This bill would change the process federal courts use to determine whether a case should be removed from a state court to a federal court because the parties to the suit are citizens of different states. It aims to make it easier for federal judges to release local defendants from a lawsuit that they’ve been added to through “fraudulent joinder” if it’s not plausible to conclude that state law would’ve held them liable or if the plaintiff doesn’t have a good-faith intention to seek a judgement against the defendant. Fraudulent joinder refers to the improper addition of defendants to a lawsuit in order to keep the case in state courts that may be more friendly to the plaintiffs claims.

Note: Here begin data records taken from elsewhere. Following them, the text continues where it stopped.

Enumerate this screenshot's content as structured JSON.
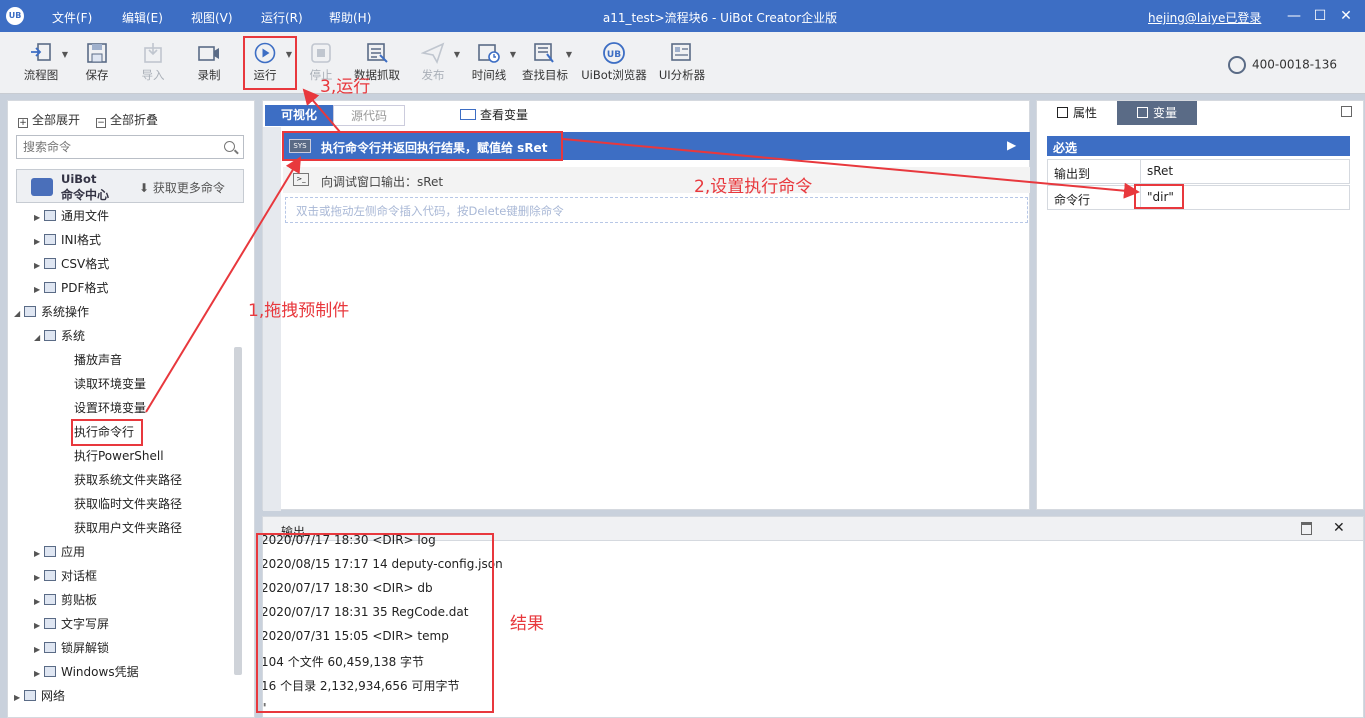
{
  "titlebar": {
    "logo": "UB",
    "menu": [
      "文件(F)",
      "编辑(E)",
      "视图(V)",
      "运行(R)",
      "帮助(H)"
    ],
    "window_title": "a11_test>流程块6 - UiBot Creator企业版",
    "user": "hejing@laiye已登录"
  },
  "toolbar": {
    "buttons": [
      {
        "label": "流程图",
        "icon": "flowchart-icon",
        "enabled": true,
        "dropdown": true
      },
      {
        "label": "保存",
        "icon": "save-icon",
        "enabled": true
      },
      {
        "label": "导入",
        "icon": "import-icon",
        "enabled": false
      },
      {
        "label": "录制",
        "icon": "record-icon",
        "enabled": true
      },
      {
        "label": "运行",
        "icon": "run-icon",
        "enabled": true,
        "dropdown": true
      },
      {
        "label": "停止",
        "icon": "stop-icon",
        "enabled": false
      },
      {
        "label": "数据抓取",
        "icon": "data-scrape-icon",
        "enabled": true
      },
      {
        "label": "发布",
        "icon": "publish-icon",
        "enabled": false,
        "dropdown": true
      },
      {
        "label": "时间线",
        "icon": "timeline-icon",
        "enabled": true,
        "dropdown": true
      },
      {
        "label": "查找目标",
        "icon": "find-target-icon",
        "enabled": true,
        "dropdown": true
      },
      {
        "label": "UiBot浏览器",
        "icon": "uibot-browser-icon",
        "enabled": true
      },
      {
        "label": "UI分析器",
        "icon": "ui-analyzer-icon",
        "enabled": true
      }
    ],
    "phone": "400-0018-136"
  },
  "left": {
    "expand_all": "全部展开",
    "collapse_all": "全部折叠",
    "search_placeholder": "搜索命令",
    "cmd_center_line1": "UiBot",
    "cmd_center_line2": "命令中心",
    "get_more": "获取更多命令",
    "tree": [
      {
        "label": "通用文件",
        "level": 1,
        "arrow": "▶"
      },
      {
        "label": "INI格式",
        "level": 1,
        "arrow": "▶"
      },
      {
        "label": "CSV格式",
        "level": 1,
        "arrow": "▶"
      },
      {
        "label": "PDF格式",
        "level": 1,
        "arrow": "▶"
      },
      {
        "label": "系统操作",
        "level": 0,
        "arrow": "◢"
      },
      {
        "label": "系统",
        "level": 1,
        "arrow": "◢"
      },
      {
        "label": "播放声音",
        "level": 2,
        "arrow": ""
      },
      {
        "label": "读取环境变量",
        "level": 2,
        "arrow": ""
      },
      {
        "label": "设置环境变量",
        "level": 2,
        "arrow": ""
      },
      {
        "label": "执行命令行",
        "level": 2,
        "arrow": ""
      },
      {
        "label": "执行PowerShell",
        "level": 2,
        "arrow": ""
      },
      {
        "label": "获取系统文件夹路径",
        "level": 2,
        "arrow": ""
      },
      {
        "label": "获取临时文件夹路径",
        "level": 2,
        "arrow": ""
      },
      {
        "label": "获取用户文件夹路径",
        "level": 2,
        "arrow": ""
      },
      {
        "label": "应用",
        "level": 1,
        "arrow": "▶"
      },
      {
        "label": "对话框",
        "level": 1,
        "arrow": "▶"
      },
      {
        "label": "剪贴板",
        "level": 1,
        "arrow": "▶"
      },
      {
        "label": "文字写屏",
        "level": 1,
        "arrow": "▶"
      },
      {
        "label": "锁屏解锁",
        "level": 1,
        "arrow": "▶"
      },
      {
        "label": "Windows凭据",
        "level": 1,
        "arrow": "▶"
      },
      {
        "label": "网络",
        "level": 0,
        "arrow": "▶"
      }
    ]
  },
  "editor": {
    "tab_visual": "可视化",
    "tab_source": "源代码",
    "view_vars": "查看变量",
    "selected_cmd": "执行命令行并返回执行结果，赋值给 sRet",
    "cmd2": "向调试窗口输出：sRet",
    "dropzone": "双击或拖动左侧命令插入代码，按Delete键删除命令"
  },
  "props": {
    "tab_attr": "属性",
    "tab_var": "变量",
    "required": "必选",
    "rows": [
      {
        "label": "输出到",
        "value": "sRet"
      },
      {
        "label": "命令行",
        "value": "\"dir\""
      }
    ]
  },
  "output": {
    "title": "输出",
    "lines": [
      "2020/07/17 18:30 <DIR> log",
      "2020/08/15 17:17 14 deputy-config.json",
      "2020/07/17 18:30 <DIR> db",
      "2020/07/17 18:31 35 RegCode.dat",
      "2020/07/31 15:05 <DIR> temp",
      "104 个文件 60,459,138 字节",
      "16 个目录 2,132,934,656 可用字节",
      "\""
    ]
  },
  "annotations": {
    "step1": "1,拖拽预制件",
    "step2": "2,设置执行命令",
    "step3": "3,运行",
    "result": "结果",
    "color": "#e8383d"
  }
}
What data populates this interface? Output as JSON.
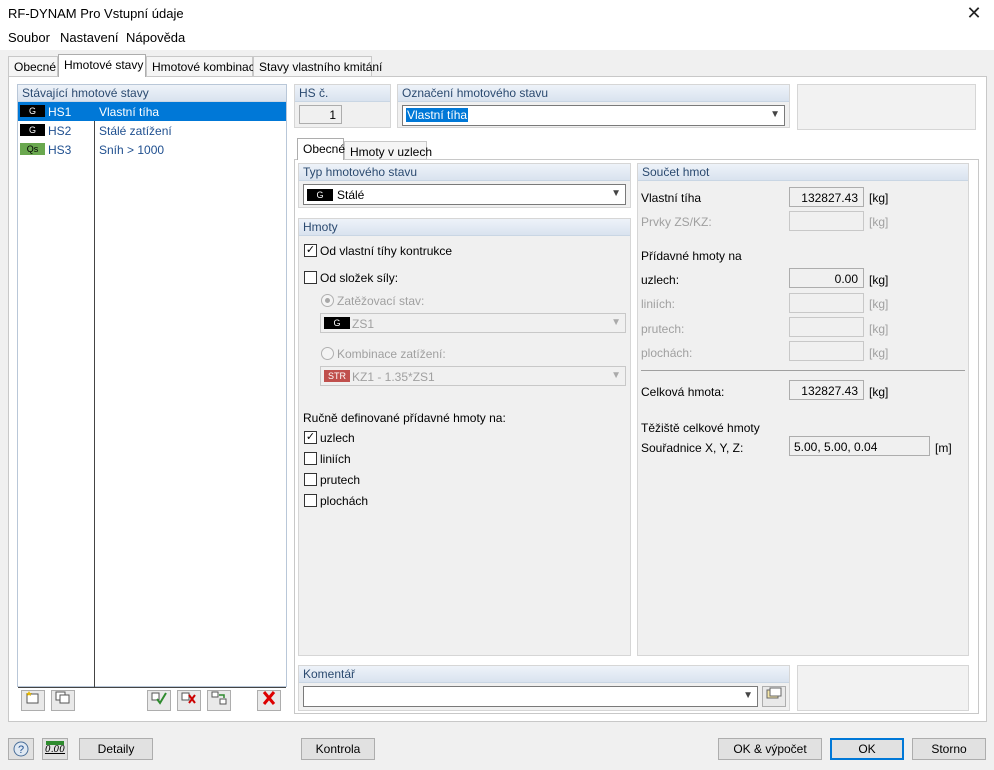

The addition of a defendant would be classified as fraudulent joinder if the court finds that:
Actual fraud in the pleading of jurisdictional facts with respect to the defendant;
State law wouldn’t plausibly hold the defendant liable;
State or federal law bars all claims in the complaint against that defendant;
No good faith intention to prosecute the action against that defendant or to seek a joint judgment which includes that defendant.
In determining whether to grant or deny the motion to remand the case back to state court, the federal court may allow pleadings to be amended and must consider the pleadings, affidavits, and other evidence submitted by the parties to the case. A federal court finding that defendants have been fraudulently joined to the case must dismiss without prejudice claims against those defendants and deny the motion to remand.